Major Marion P. "Dutch" Owens

Major Marion P. "Dutch"Owens (1921 - 2005)

Major Marion P. "Dutch" Owens was born in East Point, Georgia, on April 30, 1921. Upon graduation from Russell High School, he went to work for Western Electric Company. Following the Japanese bombing of Pearl Harbor in 1941, he enlisted in the U.S. Army Air Corps, passed the 2-year college equivalency test in lieu of the 2-year college credit required for pilot training, and was accepted as an aviation cadet. Owens attended several pre-flight, basic and advanced flying schools, piloting aircraft including the Stearman PT-17, the Vultee BT-13, North American AT-6, and the 9th Air Force Curtiss P-40 Warhawk combat fighter. In 1944, Owens served in combat with the 401st Fighter Squadron, 370th Fighter Group, in Belgium.

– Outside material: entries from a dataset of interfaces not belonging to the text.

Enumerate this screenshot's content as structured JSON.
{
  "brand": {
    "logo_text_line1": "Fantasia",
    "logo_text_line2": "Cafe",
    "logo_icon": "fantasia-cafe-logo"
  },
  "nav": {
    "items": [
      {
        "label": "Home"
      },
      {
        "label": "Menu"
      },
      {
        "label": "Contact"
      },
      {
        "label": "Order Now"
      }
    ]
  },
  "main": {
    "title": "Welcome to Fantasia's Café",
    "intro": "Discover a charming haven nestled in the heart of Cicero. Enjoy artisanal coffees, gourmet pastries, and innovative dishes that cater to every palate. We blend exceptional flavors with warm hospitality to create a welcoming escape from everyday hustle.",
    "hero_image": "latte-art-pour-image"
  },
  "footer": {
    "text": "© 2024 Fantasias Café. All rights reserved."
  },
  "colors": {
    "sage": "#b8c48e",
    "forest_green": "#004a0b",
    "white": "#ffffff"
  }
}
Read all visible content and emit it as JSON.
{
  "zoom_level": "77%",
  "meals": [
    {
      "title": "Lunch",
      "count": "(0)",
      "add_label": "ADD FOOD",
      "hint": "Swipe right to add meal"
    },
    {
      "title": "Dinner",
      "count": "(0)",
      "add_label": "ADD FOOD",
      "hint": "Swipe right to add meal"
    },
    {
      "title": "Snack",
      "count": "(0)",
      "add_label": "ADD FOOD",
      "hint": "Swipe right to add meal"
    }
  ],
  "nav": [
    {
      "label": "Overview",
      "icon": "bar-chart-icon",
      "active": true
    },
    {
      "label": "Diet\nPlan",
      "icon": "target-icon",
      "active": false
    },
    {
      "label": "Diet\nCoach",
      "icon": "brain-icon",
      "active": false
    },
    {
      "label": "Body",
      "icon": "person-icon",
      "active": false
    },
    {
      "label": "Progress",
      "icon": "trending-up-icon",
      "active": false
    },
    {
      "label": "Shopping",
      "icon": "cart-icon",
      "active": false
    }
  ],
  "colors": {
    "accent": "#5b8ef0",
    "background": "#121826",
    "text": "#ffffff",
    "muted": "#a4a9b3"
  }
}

In 1945, he was awarded the Distinguished Service Flying Cross for displaying conspicuous gallantry in action after he led a flight of six P-38s in an attack on more than 50 German ME-109 aircraft. Owens was personally credited with three enemy planes destroyed, another probably destroyed, and another damaged during the dogfight. On another mission, while escorting a group of B-26 medium bombers, Owens led eight P-51s in retaliation for an attack on the bombers by the new ME-262s, the first German jet-propelled aircraft. He was credited with one ME-262 destroyed and another damaged. In clashes with the much faster, higher flying ME-262s, Owens' tactics during this engagement became the model for U.S. fighter squadrons for the rest of the war. He was recognized as an "American Fighter Ace" and is a member of the American Fighter Aces Association. He also was awarded the British Distinguished Flying Cross, the Presidential Unit Citation, and the Air Medal with Eleven Oak Leaf Clusters, among other medals and decorations. His love of the P-38 led him to join some of his combat squadron friends as a founding member of the National P-38 Association, which is dedicated to preserving the history and accomplishments of "This Wonderful Lady of the Skies". Owens was an active member of the Albany, Georgia, Flying Club for over 25 years and was an accredited flying instructor with more than 6,000 hours of flying time.

For his outstanding accomplishments in aerial military combat as well as his leadership in civilian aviation, Major Marion P. "Dutch" Owens was enshrined in the Georgia Aviation Hall of Fame on April 26, 2003.